In the context of business operation, the issue of Geneivat Da'at arises quite frequently. For example, a proprietor may not announce a 50% price reduction and then raise the prices so that the sale price will amount to the item's actual price. Even though he in the end receives a fair price for the merchandise, he has nevertheless transgressed the prohibition of Geneivat Da'at because he has deceived the consumers.

The Poskim (Halachic authorities) discuss the question of whether a person who purchased a gift for his fellow at a discount price may leave the original price-tag on the package, so that the recipient will think he paid the price listed on the tag. Would this be considered Geneivat Da'at, in that the giver deceives the recipient into thinking that he paid a higher price for the gift? The Poskim generally conclude that one may leave the price-tag on the package, since the price on the tag is, after all, the true value of the item purchased.

Another question addressed by the Poskim concerns a case of one who wishes to give a gift. For example, it is forbidden to gift a set of Zohar that has several pages missing. The person giving the gift assumes that the recipient will never actually study the Zohar and will thus never realize that the set is missing pages. The Poskim write that it is forbidden to give this set as a gift, since one thereby deceives the recipient into thinking that he has received a perfect set of Zohar, whereas in reality it is defective.

Rabbi Moshe Feinstein (Russia-New York, 1895-1986) records in his work Iggerot Moshe a question he was asked as to whether Yeshiva High School students may be shown the answers to the Regents' Exams before the tests, so that they will not have to study the material and could use the extra time for Torah study. Rabbi Feinstein responds by expressing his astonishment over the very posing of such a question. Cheating is a clear violation of Geneivat Da'at, and it cannot possibly be allowed even for the purpose of facilitating additional time for Torah study.

Rabbenu Yona of Gerona, Spain (1180-1263), in his work Sha'arei Teshuva, compares one who steals property committing a sin with his hands to sins involving deceit.

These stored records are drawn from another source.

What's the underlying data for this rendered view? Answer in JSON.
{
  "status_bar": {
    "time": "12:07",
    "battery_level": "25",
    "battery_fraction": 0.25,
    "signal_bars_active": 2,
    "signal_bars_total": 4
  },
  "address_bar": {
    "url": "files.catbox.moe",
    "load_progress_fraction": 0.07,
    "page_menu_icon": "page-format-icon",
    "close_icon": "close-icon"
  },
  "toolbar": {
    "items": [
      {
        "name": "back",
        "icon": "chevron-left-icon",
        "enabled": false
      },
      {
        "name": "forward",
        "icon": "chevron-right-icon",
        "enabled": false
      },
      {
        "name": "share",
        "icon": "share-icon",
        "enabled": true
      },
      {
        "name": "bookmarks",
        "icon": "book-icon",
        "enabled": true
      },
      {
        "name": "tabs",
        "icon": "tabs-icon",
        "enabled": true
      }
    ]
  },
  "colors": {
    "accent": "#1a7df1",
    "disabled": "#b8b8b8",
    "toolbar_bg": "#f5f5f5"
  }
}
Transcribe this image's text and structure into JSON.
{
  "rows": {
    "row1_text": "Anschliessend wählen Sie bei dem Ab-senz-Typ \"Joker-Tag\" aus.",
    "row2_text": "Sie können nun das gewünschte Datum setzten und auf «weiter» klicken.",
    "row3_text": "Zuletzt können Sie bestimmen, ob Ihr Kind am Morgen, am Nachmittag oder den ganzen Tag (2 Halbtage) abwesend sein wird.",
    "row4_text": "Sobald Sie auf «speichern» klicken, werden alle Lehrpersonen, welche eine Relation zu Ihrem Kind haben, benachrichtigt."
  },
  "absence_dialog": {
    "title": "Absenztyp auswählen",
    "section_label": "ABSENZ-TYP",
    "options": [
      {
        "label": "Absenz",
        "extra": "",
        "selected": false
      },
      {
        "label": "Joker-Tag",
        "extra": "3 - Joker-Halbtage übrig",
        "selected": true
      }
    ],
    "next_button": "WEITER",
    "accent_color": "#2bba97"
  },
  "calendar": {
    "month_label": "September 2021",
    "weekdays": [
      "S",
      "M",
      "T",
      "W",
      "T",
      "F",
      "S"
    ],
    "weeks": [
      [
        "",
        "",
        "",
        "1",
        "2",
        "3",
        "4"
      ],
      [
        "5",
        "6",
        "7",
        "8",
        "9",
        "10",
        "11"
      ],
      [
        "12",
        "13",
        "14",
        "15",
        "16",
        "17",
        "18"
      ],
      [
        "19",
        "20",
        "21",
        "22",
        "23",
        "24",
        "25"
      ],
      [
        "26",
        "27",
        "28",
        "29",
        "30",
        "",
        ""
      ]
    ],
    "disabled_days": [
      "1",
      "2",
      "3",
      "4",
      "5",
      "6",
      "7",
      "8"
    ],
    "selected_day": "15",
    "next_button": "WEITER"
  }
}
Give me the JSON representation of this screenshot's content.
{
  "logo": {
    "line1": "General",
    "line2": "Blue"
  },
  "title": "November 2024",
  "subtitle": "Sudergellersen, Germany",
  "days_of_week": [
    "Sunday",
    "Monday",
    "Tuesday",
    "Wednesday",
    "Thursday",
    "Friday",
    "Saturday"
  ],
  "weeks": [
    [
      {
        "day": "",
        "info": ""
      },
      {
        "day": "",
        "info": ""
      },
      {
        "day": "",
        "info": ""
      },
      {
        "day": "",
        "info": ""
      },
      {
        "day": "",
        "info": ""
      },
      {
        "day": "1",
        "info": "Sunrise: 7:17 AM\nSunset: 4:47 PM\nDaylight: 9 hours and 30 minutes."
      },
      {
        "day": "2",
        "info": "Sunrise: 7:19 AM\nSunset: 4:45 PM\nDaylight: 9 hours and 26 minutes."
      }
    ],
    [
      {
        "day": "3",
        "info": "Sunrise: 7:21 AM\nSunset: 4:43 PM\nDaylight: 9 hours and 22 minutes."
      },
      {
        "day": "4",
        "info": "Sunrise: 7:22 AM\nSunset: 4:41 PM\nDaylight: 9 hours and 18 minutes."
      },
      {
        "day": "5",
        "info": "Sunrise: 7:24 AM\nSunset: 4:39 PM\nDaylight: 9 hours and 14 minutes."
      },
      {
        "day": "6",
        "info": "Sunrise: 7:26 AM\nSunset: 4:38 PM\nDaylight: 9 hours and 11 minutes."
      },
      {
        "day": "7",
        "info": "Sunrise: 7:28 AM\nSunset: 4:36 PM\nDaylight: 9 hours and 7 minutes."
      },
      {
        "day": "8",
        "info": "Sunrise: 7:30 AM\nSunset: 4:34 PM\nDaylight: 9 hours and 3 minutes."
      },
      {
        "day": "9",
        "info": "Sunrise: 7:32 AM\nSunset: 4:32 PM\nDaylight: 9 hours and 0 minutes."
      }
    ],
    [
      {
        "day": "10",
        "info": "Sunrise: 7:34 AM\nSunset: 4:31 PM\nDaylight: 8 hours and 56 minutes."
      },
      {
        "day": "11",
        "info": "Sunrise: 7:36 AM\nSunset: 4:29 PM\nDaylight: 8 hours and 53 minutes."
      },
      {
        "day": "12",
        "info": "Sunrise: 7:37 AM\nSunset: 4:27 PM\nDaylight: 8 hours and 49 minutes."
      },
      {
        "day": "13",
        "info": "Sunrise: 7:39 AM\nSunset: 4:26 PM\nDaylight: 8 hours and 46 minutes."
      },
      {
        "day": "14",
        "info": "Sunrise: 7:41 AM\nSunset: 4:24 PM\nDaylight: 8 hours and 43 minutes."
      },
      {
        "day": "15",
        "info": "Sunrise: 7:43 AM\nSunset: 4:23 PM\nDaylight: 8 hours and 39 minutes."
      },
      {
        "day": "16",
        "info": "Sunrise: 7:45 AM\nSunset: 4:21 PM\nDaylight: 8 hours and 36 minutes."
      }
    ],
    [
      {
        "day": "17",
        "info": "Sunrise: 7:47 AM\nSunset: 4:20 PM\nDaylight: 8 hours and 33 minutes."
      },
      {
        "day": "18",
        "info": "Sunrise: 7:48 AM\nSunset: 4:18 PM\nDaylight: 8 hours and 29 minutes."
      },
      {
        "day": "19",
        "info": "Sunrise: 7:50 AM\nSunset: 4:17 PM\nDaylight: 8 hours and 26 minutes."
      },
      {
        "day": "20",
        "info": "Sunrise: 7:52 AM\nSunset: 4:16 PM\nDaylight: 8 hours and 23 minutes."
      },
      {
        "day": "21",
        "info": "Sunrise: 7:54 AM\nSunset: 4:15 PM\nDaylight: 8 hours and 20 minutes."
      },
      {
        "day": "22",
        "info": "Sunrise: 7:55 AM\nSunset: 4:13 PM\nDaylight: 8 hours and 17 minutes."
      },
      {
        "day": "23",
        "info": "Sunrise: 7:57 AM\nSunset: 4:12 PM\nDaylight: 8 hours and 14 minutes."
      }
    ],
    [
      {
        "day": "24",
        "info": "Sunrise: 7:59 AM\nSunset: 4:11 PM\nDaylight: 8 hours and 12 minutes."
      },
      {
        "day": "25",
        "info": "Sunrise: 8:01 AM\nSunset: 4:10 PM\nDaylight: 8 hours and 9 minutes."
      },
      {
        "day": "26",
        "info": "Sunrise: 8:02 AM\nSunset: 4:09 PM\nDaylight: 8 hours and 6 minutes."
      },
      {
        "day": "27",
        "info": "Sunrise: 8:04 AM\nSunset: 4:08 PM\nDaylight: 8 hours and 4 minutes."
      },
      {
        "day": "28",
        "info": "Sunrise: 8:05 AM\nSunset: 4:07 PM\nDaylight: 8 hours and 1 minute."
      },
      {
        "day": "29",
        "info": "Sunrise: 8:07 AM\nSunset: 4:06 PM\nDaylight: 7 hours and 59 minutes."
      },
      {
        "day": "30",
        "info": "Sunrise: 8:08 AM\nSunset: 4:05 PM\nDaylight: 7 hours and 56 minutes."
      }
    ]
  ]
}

A person's soul, he explains, is a part of the Almighty Himself, the embodiment of perfect, unadulterated truth. Engaging in deceitful conduct contaminates this Godly quality of the soul, and thus constitutes a most grievous sin, more severe than the theft of property.

Summary: Geneivat Da'at, deception, is deemed by Halacha as the most grievous form of theft.

Sunday, January 12, 2014

Yud Shvat: Death of Ariel Sharon

Former Israeli Prime Minister Ariel Sharon has died on a most auspicious date for Lubavitchers: Yud Shvat [10 Shvat] - the 64th anniversary of the passing of sixth Lubavitcher Rebbe, Rabbi Yosef Yitzchak Schneersohn, and the 63rd anniversary of the beginning of the seventh Lubavitcher Rebbe's tenure as Head of Chabad.  

For those who like to calculate: this date gives us 38 weeks until Yom Kippur 5775 [the term of a pregnancy].

As Yeranen Yaakov blogged:  [from The Forward] ''Rabbi Shneur Zalman of Liadi (1745–1812) was the founder of Chabad and was its first rabbi (Alter Rebbe, as the Lubavitch refer to him). He was the genius of Torah, responsible for the Tanya. In his book “Maamarei Admor Hazakein,” the old rabbi offered his own calculation: the Hebrew year of 5775, the year that will begin in September 2014.''

As mentioned previously in a couple of earlier posts below, Ariel Sharon's death is the ''key'' to Moshiach.... Rabbi Kaduri zt'll stated that Moshiach will not come until after the death of Sharon.

Im yirtze Hashem.....